For the records below, tally every line that has the word "play" and reply with the number alone.

(MATERIAL PROVIDED Opens)

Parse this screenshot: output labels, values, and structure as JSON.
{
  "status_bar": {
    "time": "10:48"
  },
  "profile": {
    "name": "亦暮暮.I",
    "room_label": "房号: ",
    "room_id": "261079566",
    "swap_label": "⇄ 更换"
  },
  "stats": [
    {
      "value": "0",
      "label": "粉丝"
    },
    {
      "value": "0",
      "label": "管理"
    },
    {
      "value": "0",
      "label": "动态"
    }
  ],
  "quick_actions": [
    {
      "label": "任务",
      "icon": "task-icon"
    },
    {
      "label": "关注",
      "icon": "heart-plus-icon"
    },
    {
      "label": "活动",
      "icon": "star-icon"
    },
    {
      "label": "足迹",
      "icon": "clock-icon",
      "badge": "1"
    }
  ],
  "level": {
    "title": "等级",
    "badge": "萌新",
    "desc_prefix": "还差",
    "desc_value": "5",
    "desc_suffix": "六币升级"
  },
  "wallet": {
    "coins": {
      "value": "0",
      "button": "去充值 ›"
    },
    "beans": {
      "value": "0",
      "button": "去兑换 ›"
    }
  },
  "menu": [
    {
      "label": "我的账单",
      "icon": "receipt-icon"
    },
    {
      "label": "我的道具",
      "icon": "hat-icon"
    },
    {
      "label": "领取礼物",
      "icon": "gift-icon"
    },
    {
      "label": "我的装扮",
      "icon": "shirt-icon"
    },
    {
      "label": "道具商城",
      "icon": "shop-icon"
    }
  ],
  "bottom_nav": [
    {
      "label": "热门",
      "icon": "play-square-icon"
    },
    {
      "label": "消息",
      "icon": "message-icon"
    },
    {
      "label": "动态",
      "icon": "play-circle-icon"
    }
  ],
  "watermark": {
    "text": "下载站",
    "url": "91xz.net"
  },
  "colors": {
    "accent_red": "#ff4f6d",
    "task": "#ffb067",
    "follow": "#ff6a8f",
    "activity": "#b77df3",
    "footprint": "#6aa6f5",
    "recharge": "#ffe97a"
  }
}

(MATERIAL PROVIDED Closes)
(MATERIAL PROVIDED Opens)

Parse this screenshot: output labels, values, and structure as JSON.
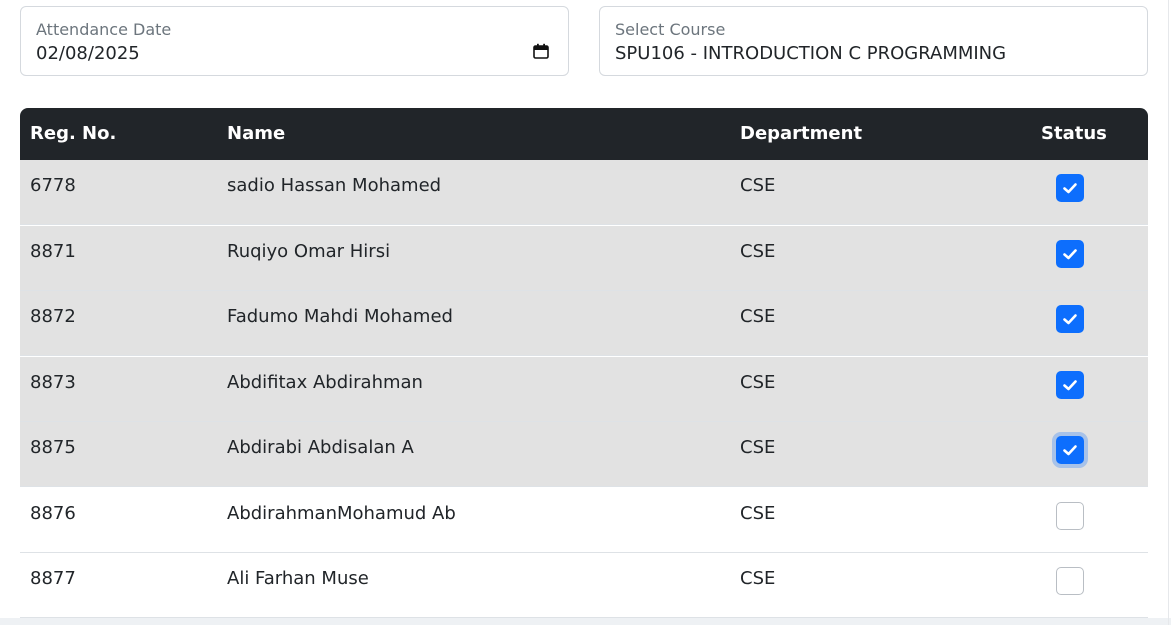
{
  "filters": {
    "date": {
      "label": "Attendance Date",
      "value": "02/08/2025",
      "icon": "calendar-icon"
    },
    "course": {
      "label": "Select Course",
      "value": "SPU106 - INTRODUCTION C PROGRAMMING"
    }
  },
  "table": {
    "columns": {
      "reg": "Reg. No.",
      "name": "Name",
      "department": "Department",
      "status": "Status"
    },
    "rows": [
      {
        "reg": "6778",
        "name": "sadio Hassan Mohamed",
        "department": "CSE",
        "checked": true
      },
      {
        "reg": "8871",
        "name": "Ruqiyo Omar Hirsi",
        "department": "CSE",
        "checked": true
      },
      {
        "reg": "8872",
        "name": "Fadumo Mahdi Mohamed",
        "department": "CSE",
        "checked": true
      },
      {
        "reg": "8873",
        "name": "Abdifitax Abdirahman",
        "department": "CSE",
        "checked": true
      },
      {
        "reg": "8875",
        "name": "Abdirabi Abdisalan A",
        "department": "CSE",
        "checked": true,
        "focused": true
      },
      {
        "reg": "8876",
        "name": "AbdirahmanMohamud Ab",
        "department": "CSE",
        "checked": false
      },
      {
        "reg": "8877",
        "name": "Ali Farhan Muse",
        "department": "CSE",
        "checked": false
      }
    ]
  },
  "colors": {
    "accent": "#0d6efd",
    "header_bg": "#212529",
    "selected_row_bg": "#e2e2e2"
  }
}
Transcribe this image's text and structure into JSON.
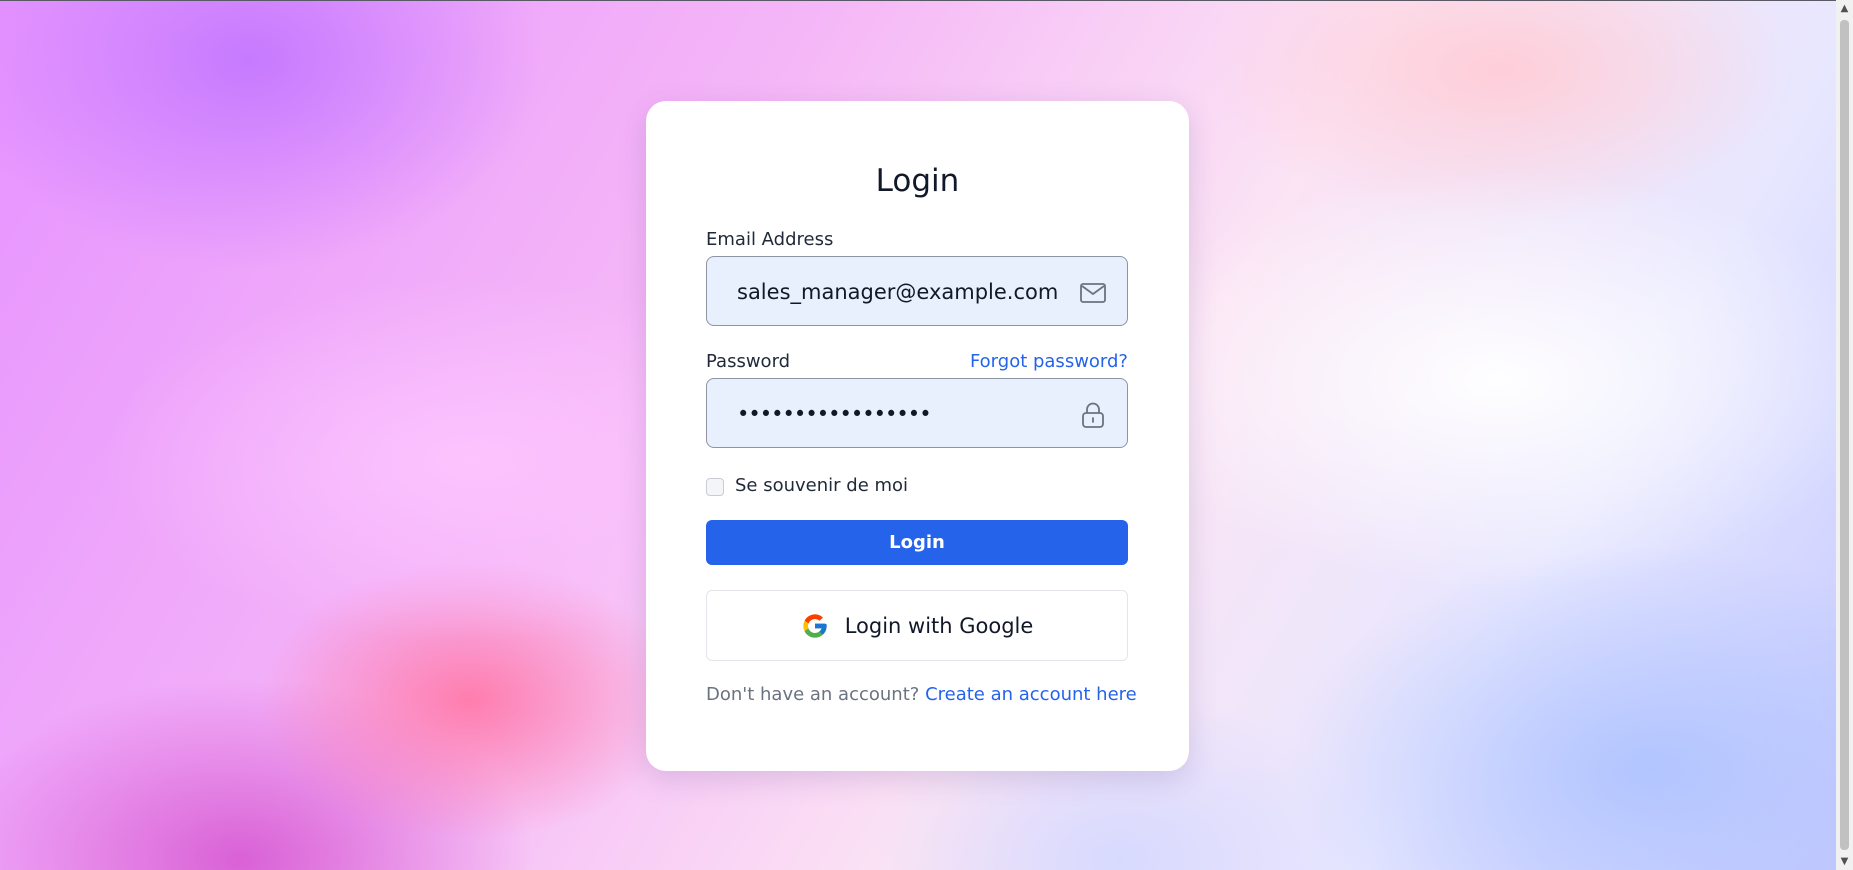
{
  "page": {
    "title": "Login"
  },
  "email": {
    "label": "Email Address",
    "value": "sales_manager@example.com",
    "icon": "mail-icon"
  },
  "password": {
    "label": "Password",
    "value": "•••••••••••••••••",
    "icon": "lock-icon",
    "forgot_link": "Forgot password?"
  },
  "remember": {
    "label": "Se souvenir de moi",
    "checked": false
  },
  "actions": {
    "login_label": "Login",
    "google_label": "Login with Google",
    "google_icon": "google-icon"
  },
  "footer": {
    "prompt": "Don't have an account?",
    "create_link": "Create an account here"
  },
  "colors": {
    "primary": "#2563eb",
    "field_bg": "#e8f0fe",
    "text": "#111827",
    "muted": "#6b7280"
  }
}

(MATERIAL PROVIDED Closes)

> **RESPONSE AREA**
2